(Dataset rows describing interfaces)
------------------------
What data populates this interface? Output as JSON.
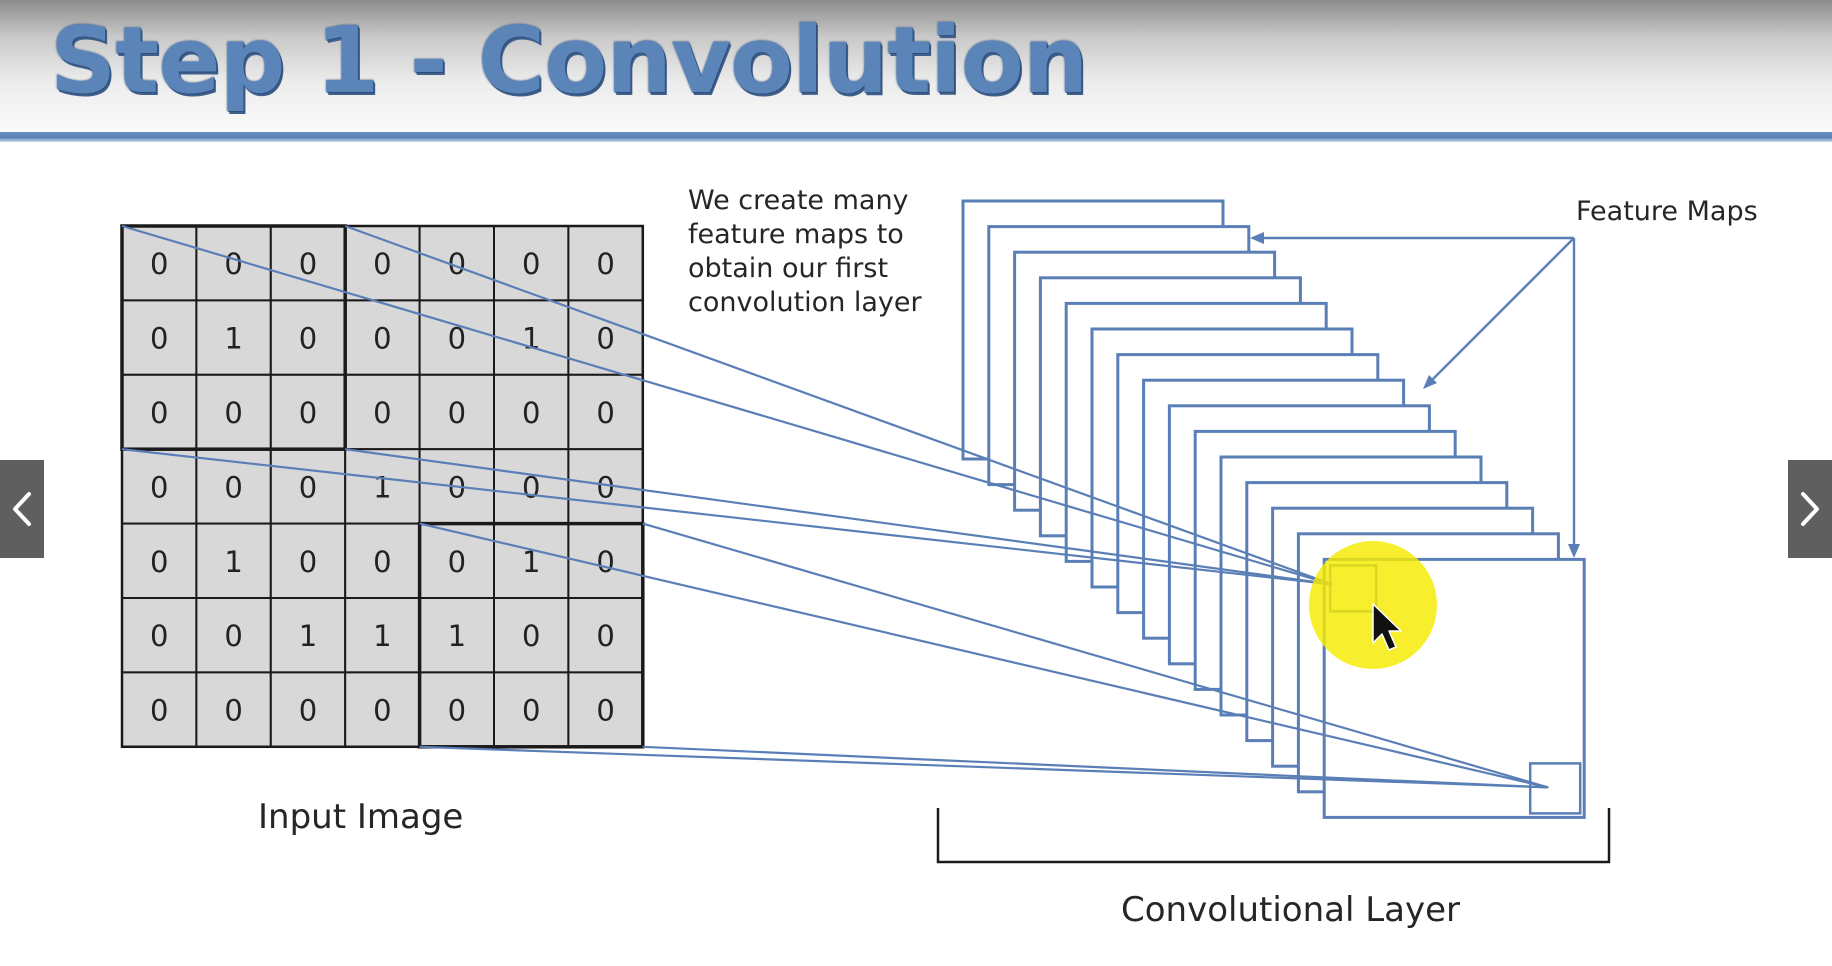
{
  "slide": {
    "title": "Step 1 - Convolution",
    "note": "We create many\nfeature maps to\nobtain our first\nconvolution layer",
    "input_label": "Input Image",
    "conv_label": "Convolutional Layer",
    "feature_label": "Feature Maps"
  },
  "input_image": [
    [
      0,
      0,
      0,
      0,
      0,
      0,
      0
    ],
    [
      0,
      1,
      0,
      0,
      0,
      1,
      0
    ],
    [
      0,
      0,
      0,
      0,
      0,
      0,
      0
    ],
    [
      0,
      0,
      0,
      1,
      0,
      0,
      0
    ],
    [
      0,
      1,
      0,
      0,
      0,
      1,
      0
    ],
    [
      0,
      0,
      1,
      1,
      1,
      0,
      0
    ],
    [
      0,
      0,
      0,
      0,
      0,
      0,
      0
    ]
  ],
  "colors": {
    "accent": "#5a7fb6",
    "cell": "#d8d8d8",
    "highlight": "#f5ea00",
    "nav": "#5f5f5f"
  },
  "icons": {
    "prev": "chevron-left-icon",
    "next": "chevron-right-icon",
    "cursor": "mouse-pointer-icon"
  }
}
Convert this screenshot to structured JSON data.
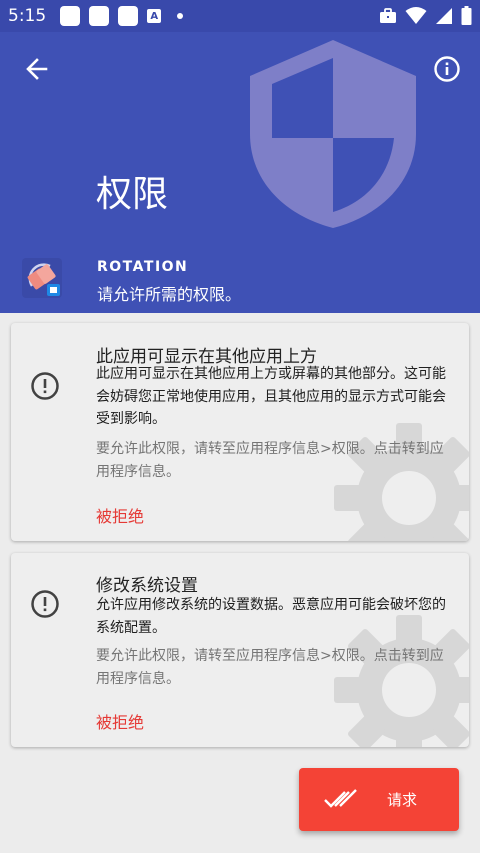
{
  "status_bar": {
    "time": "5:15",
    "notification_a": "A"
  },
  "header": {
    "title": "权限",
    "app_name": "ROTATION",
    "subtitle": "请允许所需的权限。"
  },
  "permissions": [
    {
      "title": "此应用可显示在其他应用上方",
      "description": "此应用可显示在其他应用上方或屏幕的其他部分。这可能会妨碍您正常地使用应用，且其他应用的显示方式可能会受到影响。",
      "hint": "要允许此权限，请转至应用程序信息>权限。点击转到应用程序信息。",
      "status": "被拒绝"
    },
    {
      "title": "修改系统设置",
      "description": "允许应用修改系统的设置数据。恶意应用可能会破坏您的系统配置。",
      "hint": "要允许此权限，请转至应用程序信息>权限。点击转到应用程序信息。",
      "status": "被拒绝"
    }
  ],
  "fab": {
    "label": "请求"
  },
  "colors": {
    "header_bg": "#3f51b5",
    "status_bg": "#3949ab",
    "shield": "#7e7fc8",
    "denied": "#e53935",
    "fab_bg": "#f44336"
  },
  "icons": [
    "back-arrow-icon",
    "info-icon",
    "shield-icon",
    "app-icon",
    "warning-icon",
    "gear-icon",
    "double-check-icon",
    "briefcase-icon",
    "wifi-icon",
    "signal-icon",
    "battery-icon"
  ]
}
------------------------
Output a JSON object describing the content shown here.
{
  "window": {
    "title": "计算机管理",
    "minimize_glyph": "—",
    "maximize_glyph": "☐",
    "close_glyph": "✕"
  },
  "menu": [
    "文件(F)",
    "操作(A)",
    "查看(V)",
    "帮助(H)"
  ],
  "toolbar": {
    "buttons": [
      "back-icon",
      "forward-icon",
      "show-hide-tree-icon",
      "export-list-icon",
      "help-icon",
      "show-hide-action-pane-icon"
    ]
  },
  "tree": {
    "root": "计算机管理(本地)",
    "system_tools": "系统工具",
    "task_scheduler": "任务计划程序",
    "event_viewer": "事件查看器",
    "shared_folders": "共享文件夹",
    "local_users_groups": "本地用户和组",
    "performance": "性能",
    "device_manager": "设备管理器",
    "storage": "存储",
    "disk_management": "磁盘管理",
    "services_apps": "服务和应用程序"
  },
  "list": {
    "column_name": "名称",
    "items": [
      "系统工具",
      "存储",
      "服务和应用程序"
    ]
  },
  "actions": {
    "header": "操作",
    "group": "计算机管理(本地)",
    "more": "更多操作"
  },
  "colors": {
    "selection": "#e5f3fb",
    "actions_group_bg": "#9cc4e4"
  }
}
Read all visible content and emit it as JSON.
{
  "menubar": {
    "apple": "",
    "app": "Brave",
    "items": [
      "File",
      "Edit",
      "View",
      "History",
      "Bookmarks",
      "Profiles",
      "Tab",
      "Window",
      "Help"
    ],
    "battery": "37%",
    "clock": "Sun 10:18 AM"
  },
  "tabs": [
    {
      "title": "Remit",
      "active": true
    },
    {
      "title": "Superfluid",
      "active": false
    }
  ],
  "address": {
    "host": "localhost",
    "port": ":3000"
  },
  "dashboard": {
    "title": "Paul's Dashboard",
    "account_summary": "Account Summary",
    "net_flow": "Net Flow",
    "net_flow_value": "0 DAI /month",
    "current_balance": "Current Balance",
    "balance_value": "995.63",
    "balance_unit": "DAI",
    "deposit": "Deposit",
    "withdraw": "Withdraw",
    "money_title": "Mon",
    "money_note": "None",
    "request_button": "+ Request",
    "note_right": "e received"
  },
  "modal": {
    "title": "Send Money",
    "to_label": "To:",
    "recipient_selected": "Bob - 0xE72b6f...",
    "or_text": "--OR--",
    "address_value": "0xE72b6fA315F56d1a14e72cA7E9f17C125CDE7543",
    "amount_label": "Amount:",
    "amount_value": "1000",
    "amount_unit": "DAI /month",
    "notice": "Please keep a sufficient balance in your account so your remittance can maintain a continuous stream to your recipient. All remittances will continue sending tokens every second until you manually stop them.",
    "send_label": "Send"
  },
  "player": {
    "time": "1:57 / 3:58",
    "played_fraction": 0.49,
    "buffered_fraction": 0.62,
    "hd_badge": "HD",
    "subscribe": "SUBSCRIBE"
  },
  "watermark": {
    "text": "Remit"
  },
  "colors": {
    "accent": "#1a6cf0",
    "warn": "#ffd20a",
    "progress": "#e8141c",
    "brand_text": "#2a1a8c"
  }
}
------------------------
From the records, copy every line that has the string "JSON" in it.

What data populates this interface? Output as JSON.
Convert this screenshot to structured JSON data.
Output a JSON object describing the content shown here.
Read all visible content and emit it as JSON.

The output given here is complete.